When one receives the convenient confidence of a map, it’s as if one is collaborating and an invisible group of predecessors to understand the world. They struggled here first so that I may pass with ease. This invisible collaboration is what makes maps conceptually similar to another feature of the contemporary world: silos of knowledge and effort.


In a world of silos, collaboration happens by trusting others enough to build your work upon theirs. The ability to exclude some aspects of the world from your decision-making is what allows you to focus on a few things in your silo while trusting that other humans are focusing on different things in their own silos. Without the ability to trust others, specialization is impeded and silos are duplicative.


So when we gather together as flocks of strategic designers, thoughtful scientists, and concerned policymakers bemoaning the stifling role of silos, we must also confront the fact that we are broadcasting our hesitations about trusting others who are not present, as well as decisions and realizations that have been made in our absence. Workshops or studios that attempt to "get the system in the room" and seek to work from "first principles" exhibit these characteristics. Worthy goals, yes, but limited in scale to relatively small numbers of people. If silos are clusters of adjacent vertical efforts, more horizontal organizational alternatives favored by the design community are akin to rafts: lashed together provisionally and better at floating atop waves of complexity, but only large enough for a few people at a time.


That works counter to much of what we know about scale in 2020. Pick a statistic, plot it against time, and wait for the "hockey stick" to appear with the dots on plotting up and to the right exponentially. The plot of COVID-19, carbon, computing power, and countless other statistics shows a similar curve. The figure of the exponential is so familiar now as to feel haunting, but one condition continues to resist: Trust. In a moment when compound increases feel normal, for good and bad alike, trust evades this pattern by refusing to scale any which way but linearly, built in small atomic bonds between individuals. Managerial structures and their silos offer a way to stretch circles of trust, but anyone who has worked inside a large organization knows that trust can only be stretched so far. No matter what kind of fancy technology or organizational schemes are used, trust, like hands, is ultimately held between people.
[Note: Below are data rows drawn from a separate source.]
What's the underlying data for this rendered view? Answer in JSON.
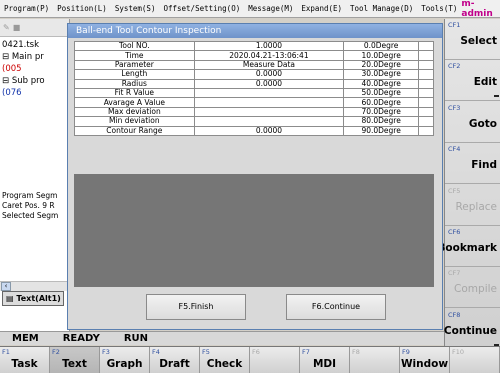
{
  "menubar": {
    "items": [
      "Program(P)",
      "Position(L)",
      "System(S)",
      "Offset/Setting(O)",
      "Message(M)",
      "Expand(E)",
      "Tool Manage(D)",
      "Tools(T)"
    ],
    "user": "m-admin"
  },
  "left_panel": {
    "toolbar_icons": [
      "edit-icon",
      "save-icon"
    ],
    "tree": [
      {
        "text": "0421.tsk",
        "class": ""
      },
      {
        "text": "⊟ Main pr",
        "class": ""
      },
      {
        "text": "    (005",
        "class": "red"
      },
      {
        "text": "⊟ Sub pro",
        "class": ""
      },
      {
        "text": "    (076",
        "class": "blue"
      }
    ],
    "info_lines": [
      "Program Segm",
      "Caret Pos. 9 R",
      "Selected Segm"
    ],
    "text_tab": "Text(Alt1)"
  },
  "dialog": {
    "title": "Ball-end Tool Contour Inspection",
    "rows": [
      {
        "label": "Tool NO.",
        "value": "1.0000",
        "angle": "0.0Degre"
      },
      {
        "label": "Time",
        "value": "2020.04.21-13:06:41",
        "angle": "10.0Degre"
      },
      {
        "label": "Parameter",
        "value": "Measure Data",
        "angle": "20.0Degre"
      },
      {
        "label": "Length",
        "value": "0.0000",
        "angle": "30.0Degre"
      },
      {
        "label": "Radius",
        "value": "0.0000",
        "angle": "40.0Degre"
      },
      {
        "label": "Fit R Value",
        "value": "",
        "angle": "50.0Degre"
      },
      {
        "label": "Avarage A Value",
        "value": "",
        "angle": "60.0Degre"
      },
      {
        "label": "Max deviation",
        "value": "",
        "angle": "70.0Degre"
      },
      {
        "label": "Min deviation",
        "value": "",
        "angle": "80.0Degre"
      },
      {
        "label": "Contour Range",
        "value": "0.0000",
        "angle": "90.0Degre"
      }
    ],
    "finish_label": "F5.Finish",
    "continue_label": "F6.Continue"
  },
  "right_softkeys": [
    {
      "num": "CF1",
      "label": "Select",
      "disabled": false
    },
    {
      "num": "CF2",
      "label": "Edit",
      "disabled": false
    },
    {
      "num": "CF3",
      "label": "Goto",
      "disabled": false
    },
    {
      "num": "CF4",
      "label": "Find",
      "disabled": false
    },
    {
      "num": "CF5",
      "label": "Replace",
      "disabled": true
    },
    {
      "num": "CF6",
      "label": "Bookmark",
      "disabled": false
    },
    {
      "num": "CF7",
      "label": "Compile",
      "disabled": true
    },
    {
      "num": "CF8",
      "label": "Continue",
      "disabled": false
    }
  ],
  "status": [
    "MEM",
    "READY",
    "RUN"
  ],
  "bottom_softkeys": [
    {
      "num": "F1",
      "label": "Task"
    },
    {
      "num": "F2",
      "label": "Text",
      "active": true
    },
    {
      "num": "F3",
      "label": "Graph"
    },
    {
      "num": "F4",
      "label": "Draft"
    },
    {
      "num": "F5",
      "label": "Check"
    },
    {
      "num": "F6",
      "label": ""
    },
    {
      "num": "F7",
      "label": "MDI"
    },
    {
      "num": "F8",
      "label": ""
    },
    {
      "num": "F9",
      "label": "Window"
    },
    {
      "num": "F10",
      "label": ""
    }
  ]
}
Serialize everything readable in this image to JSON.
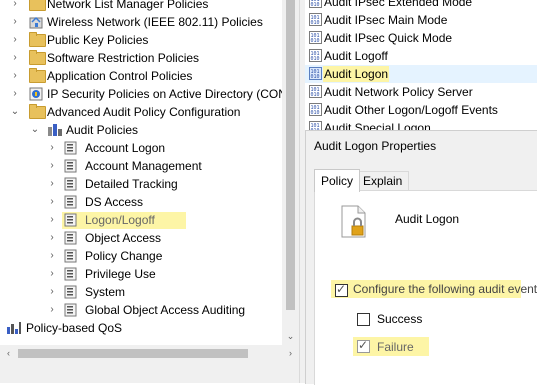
{
  "tree": {
    "items": [
      {
        "label": "Network List Manager Policies",
        "icon": "folder-icon"
      },
      {
        "label": "Wireless Network (IEEE 802.11) Policies",
        "icon": "wireless-policy-icon"
      },
      {
        "label": "Public Key Policies",
        "icon": "folder-icon"
      },
      {
        "label": "Software Restriction Policies",
        "icon": "folder-icon"
      },
      {
        "label": "Application Control Policies",
        "icon": "folder-icon"
      },
      {
        "label": "IP Security Policies on Active Directory (CON",
        "icon": "ip-security-icon"
      },
      {
        "label": "Advanced Audit Policy Configuration",
        "icon": "folder-icon"
      },
      {
        "label": "Audit Policies",
        "icon": "audit-policies-icon"
      },
      {
        "label": "Account Logon",
        "icon": "audit-category-icon"
      },
      {
        "label": "Account Management",
        "icon": "audit-category-icon"
      },
      {
        "label": "Detailed Tracking",
        "icon": "audit-category-icon"
      },
      {
        "label": "DS Access",
        "icon": "audit-category-icon"
      },
      {
        "label": "Logon/Logoff",
        "icon": "audit-category-icon"
      },
      {
        "label": "Object Access",
        "icon": "audit-category-icon"
      },
      {
        "label": "Policy Change",
        "icon": "audit-category-icon"
      },
      {
        "label": "Privilege Use",
        "icon": "audit-category-icon"
      },
      {
        "label": "System",
        "icon": "audit-category-icon"
      },
      {
        "label": "Global Object Access Auditing",
        "icon": "audit-category-icon"
      },
      {
        "label": "Policy-based QoS",
        "icon": "qos-chart-icon"
      }
    ]
  },
  "list": {
    "items": [
      {
        "label": "Audit IPsec Extended Mode"
      },
      {
        "label": "Audit IPsec Main Mode"
      },
      {
        "label": "Audit IPsec Quick Mode"
      },
      {
        "label": "Audit Logoff"
      },
      {
        "label": "Audit Logon"
      },
      {
        "label": "Audit Network Policy Server"
      },
      {
        "label": "Audit Other Logon/Logoff Events"
      },
      {
        "label": "Audit Special Logon"
      }
    ]
  },
  "dialog": {
    "title": "Audit Logon Properties",
    "tabs": [
      "Policy",
      "Explain"
    ],
    "policy_name": "Audit Logon",
    "configure_label": "Configure the following audit events:",
    "configure_checked": true,
    "success_label": "Success",
    "success_checked": false,
    "failure_label": "Failure",
    "failure_checked": true
  },
  "colors": {
    "highlight": "#fdf5a6",
    "selection": "#e5f3ff",
    "folder": "#e8c15c"
  }
}
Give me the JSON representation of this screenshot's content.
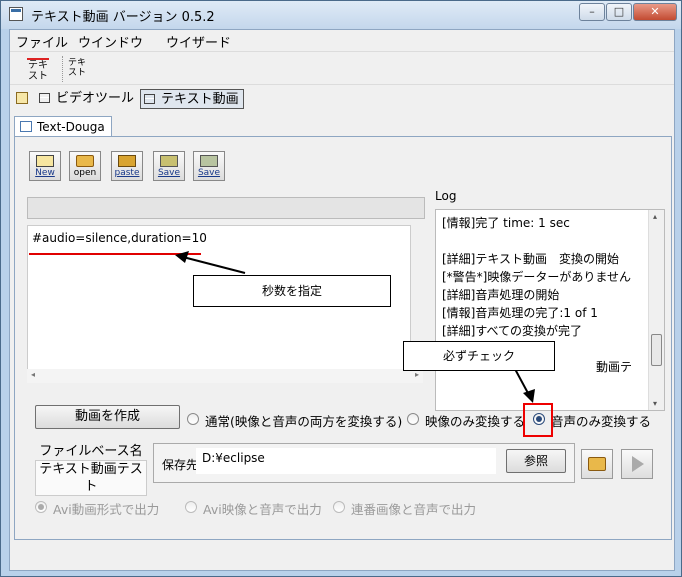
{
  "window": {
    "title": "テキスト動画 バージョン 0.5.2",
    "controls": {
      "minimize": "–",
      "maximize": "□",
      "close": "✕"
    }
  },
  "menu": [
    "ファイル",
    "ウインドウ",
    "ウイザード"
  ],
  "toolbar": {
    "icon1_label": "テキスト",
    "icon2_label": "テキスト"
  },
  "nav_tabs": {
    "video_tool": "ビデオツール",
    "text_video": "テキスト動画"
  },
  "doc_tab": "Text-Douga",
  "buttons": {
    "new": "New",
    "open": "open",
    "paste": "paste",
    "save1": "Save",
    "save2": "Save",
    "convert": "動画を作成",
    "browse": "参照"
  },
  "editor": {
    "line1": "#audio=silence,duration=10"
  },
  "annotations": {
    "seconds": "秒数を指定",
    "must_check": "必ずチェック"
  },
  "log": {
    "label": "Log",
    "lines": [
      "[情報]完了 time: 1 sec",
      "",
      "[詳細]テキスト動画　変換の開始",
      "[*警告*]映像データーがありません",
      "[詳細]音声処理の開始",
      "[情報]音声処理の完了:1 of 1",
      "[詳細]すべての変換が完了",
      "",
      "",
      "動画テ"
    ]
  },
  "convert_options": {
    "normal": "通常(映像と音声の両方を変換する)",
    "video_only": "映像のみ変換する",
    "audio_only": "音声のみ変換する",
    "selected": "audio_only"
  },
  "file": {
    "basename_label": "ファイルベース名",
    "basename_value": "テキスト動画テスト",
    "save_label": "保存先",
    "save_path": "D:¥eclipse"
  },
  "output_options": {
    "avi": "Avi動画形式で出力",
    "avi_av": "Avi映像と音声で出力",
    "sequence": "連番画像と音声で出力"
  },
  "colors": {
    "accent": "#2a4a7a",
    "highlight_red": "#e00000"
  }
}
Stories are grandiose and compelling, but myopic and parallel; excel is out of the question; science is a belief system among many; history is written by the winners; and maps are drawn with the invisible ink of exclusion. No gods can be found to weigh in on unresolvable matters, and the king’s throne has been sawed apart, burnt to ash, and pummeled into warpaint. Though this may not be understood as a paragraph brimming with optimism it should nevertheless be read as such. The frightening optimism of moments when there’s no truth to be had is that we face the future unburdened by lazy assumptions or half-baked answers. In 2020 we are good at acknowledging the volatile,  uncertain, complex, and ambiguous reality around us, but are we any better at acting with eyes wide VUCA?


Yes, and the evidence is in the streets right now, championing intersectionality in the intersections and anti-racism on the roadways. This is a society calibrating itself through emergent protest actions arriving after too many years of accrued police violence and systemic racism. The civil rights era will undoubtedly be used as a comparison to the events of today, and those historic moments provide a moral compass rather than a map. What we’re seeing under the banner of Black Lives Matter is that painstakingly bringing previously-ignored activities like police violence into the daylight can catalyze collective anguish into political change.


It is important to note that this is not the work of widely known leaders but of countless organizers who maintain an abiding sense of true north. None of the people involved in this fight have the convenient confidence of a map showing the path forward, and there’s no way to make systemic racism simple. On the contrary, it is not simplicity that the movement has but a meaningful and potent simplifier: Black Lives Matters.